In the early years of the new century, the Celtic Tiger caught its second wind and, in the immortal words of the Taoiseach Bertie Ahern, the boom got "even boomier". This book tells the sorry tale of how Ireland had a crash that was even crashier than those of all the other European economies.
About a year ago, the joke went that the difference between Iceland and Ireland was one consonant and six months. That joke isn't funny any more, as Ireland has surpassed the worst expectations of its grandest begrudgers. Begrudgery, for those unfamiliar with terms such as "the hurler on the ditch", has long acted as the Irish brake on irrational exuberance. It is the local voice at the back of the choir which warns that this party will have consequences and all the bright things will turn to dust.
Roman emperors used to hire a slave to whisper similar soundings in their ears as they basked in the adoration of the mob; it is a pity Ahern failed to employ such sirens. There were few critics of the Tiger as it prowled the Viagra factories and consumer shrines, and the vast tracts of housing that created a Los Angeles on the Liffey. Dublin, Cork, Galway and Dundalk embraced the new reality of endless growth and boundless treats, and bought the deal that no questions need be asked. The promise made by Séan Lemass 40 years earlier, of "a rising tide of prosperity that would lift all boats", had apparently been met. With so many citizens feeling materially better off, the conspicuous lifestyles of a new gentry of developers and bankers was not only accepted, but almost universally welcomed.
It proved that, after more than 70 years of mismanagement and failure, Ireland had finally clicked, and had developed a native aristocracy to match the success of "Europe's Shining Light", as the Economist trilled in 1997. The Irish became the poster boys and girls for the accession states of eastern and central Europe, and even a huge influx of migrant workers - almost 10 per cent of the population in less than a decade - was welcomed as proof of Ireland's success.
A land whose primary export for longer than a century was the hands and brains of its people had confounded its own begrudgers. Thankfully, there remained a few pockets of cynicism and party-pooping. Fintan O'Toole was one such, and has been sneered at by what another Celtic dissident, Gene Kerrigan, now calls the Serious People, the capitals dripping with sarcasm. Now, with all their might, the Serious People are fighting back. In order to save the country, they plead, it must first be destroyed. The hack journalists and hack economists employed by banks, building societies, employers' groups or university departments underwritten by the cream of Irish capital used to shush the begrudgers for spoiling the hooley. They now accuse them of near-treason.
The Serious People insist that the banks be saved at all costs. The property market must be restored to its pristine shape. The free-market model that fed the Tiger must not be questioned. Cuts in public services and welfare and capital programmes are inevitable, unavoidable, desirable even. "Economy needs the proper dose with no anaesthetic", went one eye-watering headline late last year in Ireland's largest-selling newspaper, the Sunday Independent, whose parent company owes €745m to its unforgiving banks. Tax rises are ruled out.

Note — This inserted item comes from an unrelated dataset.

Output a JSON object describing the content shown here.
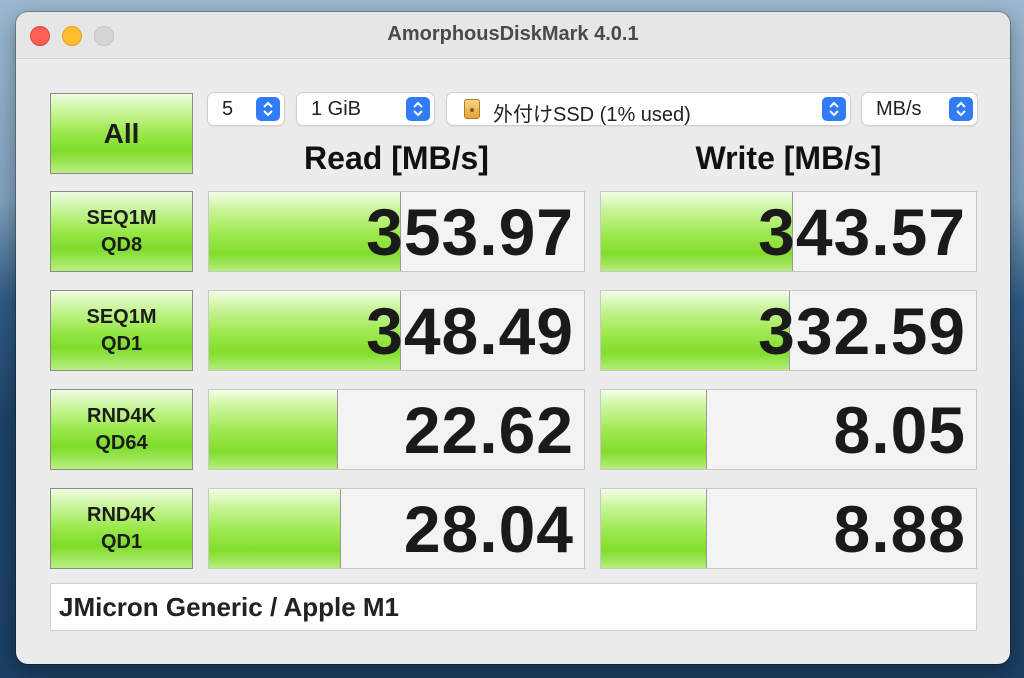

O'Toole's great service in Ship of Fools is to have corralled a torrent of financial scandals and placed them in a series of connected narratives, the primary connections being a small group of lads: builders, developers, bankers and senior Fianna Fáil operators. They profited most from the boom and became insane with hubris as things went boomier, and they are the people who are being bailed out first. The rising tide of misery will never swamp their yachts.
They will never be perp-walked in front of the cameras. The taxpayer is in the process of bailing them out to the tune of more than €60bn, or about three years' total tax take. Not that such people ever pay tax. International investors are amazed that most of these tarnished gentry are at liberty to write op-eds for the Serious People to read and agree that the problem is the size of the public sector.
This is a serious book, with a strong moral core. It argues, for example, that financial power should be regulated, that crooks should be punished, that corruption should be exposed and not rewarded at the ballot box. It argues further that a cash nexus has been forged, with Fianna Fáil facilitating the developers who hog the land and sell it to the builders for vastly overpriced houses, financed by bankers who operate with minimal oversight, and then collude to hide the "political donations" made to Fianna Fáil by the developers and builders. The latest addition to the nexus is the taxpayer, who is picking up the tab for someone else's binge.
Ship of Fools can be read as the latest instalment in an alternative history of Ireland, after Breandán Ó hEithir's The Begrudger's Guide to Irish Politics (1986) and Kerrigan's A-Z of pelf and hubris, This Great Little Nation (1999). These are not ideological tracts, but the work of journalists just doing their job, and whispering into the ear of the reader what the emperor does not want him to know. Alternatively, O'Toole's book could be read as a warning from current affairs for any country (especially one facing a general election this year) that is in hock to vested commercial interests, to banks that are "too big to fail", and which sees slashing at the poor as an acceptable alternative to making the powerful accountable.If we are not careful, the UK is six months away from becoming Ireland.
Ship of Fools: How Stupidity and Corruption Sank the Celtic Tiger
Faber & Faber, 240pp, £12.99